▶
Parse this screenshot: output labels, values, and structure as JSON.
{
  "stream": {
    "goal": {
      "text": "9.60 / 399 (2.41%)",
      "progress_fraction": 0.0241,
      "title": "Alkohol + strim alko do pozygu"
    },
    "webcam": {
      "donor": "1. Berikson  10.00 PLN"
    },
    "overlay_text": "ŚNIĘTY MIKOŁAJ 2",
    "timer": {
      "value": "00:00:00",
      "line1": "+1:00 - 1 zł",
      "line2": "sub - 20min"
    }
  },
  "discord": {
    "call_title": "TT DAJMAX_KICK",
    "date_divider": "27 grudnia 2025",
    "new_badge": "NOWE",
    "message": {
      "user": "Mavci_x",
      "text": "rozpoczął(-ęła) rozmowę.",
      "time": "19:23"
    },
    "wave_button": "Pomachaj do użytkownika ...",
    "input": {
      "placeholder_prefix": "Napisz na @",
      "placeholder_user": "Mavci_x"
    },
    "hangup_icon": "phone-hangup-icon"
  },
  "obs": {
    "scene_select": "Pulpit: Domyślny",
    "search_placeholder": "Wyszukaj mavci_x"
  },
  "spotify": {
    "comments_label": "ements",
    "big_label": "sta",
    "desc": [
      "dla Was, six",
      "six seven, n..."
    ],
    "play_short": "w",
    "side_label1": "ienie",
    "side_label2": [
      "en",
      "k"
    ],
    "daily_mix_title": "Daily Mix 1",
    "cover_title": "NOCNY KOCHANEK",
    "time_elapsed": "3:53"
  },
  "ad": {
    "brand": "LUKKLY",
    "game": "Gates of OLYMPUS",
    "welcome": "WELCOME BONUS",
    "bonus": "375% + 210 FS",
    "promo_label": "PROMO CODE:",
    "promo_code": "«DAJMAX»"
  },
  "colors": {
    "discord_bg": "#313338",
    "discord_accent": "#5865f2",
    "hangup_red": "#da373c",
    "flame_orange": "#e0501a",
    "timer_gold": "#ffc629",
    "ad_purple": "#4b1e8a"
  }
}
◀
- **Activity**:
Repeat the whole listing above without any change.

- **Exercise response**:
Parse this screenshot: output labels, values, and structure as JSON.
{
  "stream": {
    "goal": {
      "text": "9.60 / 399 (2.41%)",
      "progress_fraction": 0.0241,
      "title": "Alkohol + strim alko do pozygu"
    },
    "webcam": {
      "donor": "1. Berikson  10.00 PLN"
    },
    "overlay_text": "ŚNIĘTY MIKOŁAJ 2",
    "timer": {
      "value": "00:00:00",
      "line1": "+1:00 - 1 zł",
      "line2": "sub - 20min"
    }
  },
  "discord": {
    "call_title": "TT DAJMAX_KICK",
    "date_divider": "27 grudnia 2025",
    "new_badge": "NOWE",
    "message": {
      "user": "Mavci_x",
      "text": "rozpoczął(-ęła) rozmowę.",
      "time": "19:23"
    },
    "wave_button": "Pomachaj do użytkownika ...",
    "input": {
      "placeholder_prefix": "Napisz na @",
      "placeholder_user": "Mavci_x"
    },
    "hangup_icon": "phone-hangup-icon"
  },
  "obs": {
    "scene_select": "Pulpit: Domyślny",
    "search_placeholder": "Wyszukaj mavci_x"
  },
  "spotify": {
    "comments_label": "ements",
    "big_label": "sta",
    "desc": [
      "dla Was, six",
      "six seven, n..."
    ],
    "play_short": "w",
    "side_label1": "ienie",
    "side_label2": [
      "en",
      "k"
    ],
    "daily_mix_title": "Daily Mix 1",
    "cover_title": "NOCNY KOCHANEK",
    "time_elapsed": "3:53"
  },
  "ad": {
    "brand": "LUKKLY",
    "game": "Gates of OLYMPUS",
    "welcome": "WELCOME BONUS",
    "bonus": "375% + 210 FS",
    "promo_label": "PROMO CODE:",
    "promo_code": "«DAJMAX»"
  },
  "colors": {
    "discord_bg": "#313338",
    "discord_accent": "#5865f2",
    "hangup_red": "#da373c",
    "flame_orange": "#e0501a",
    "timer_gold": "#ffc629",
    "ad_purple": "#4b1e8a"
  }
}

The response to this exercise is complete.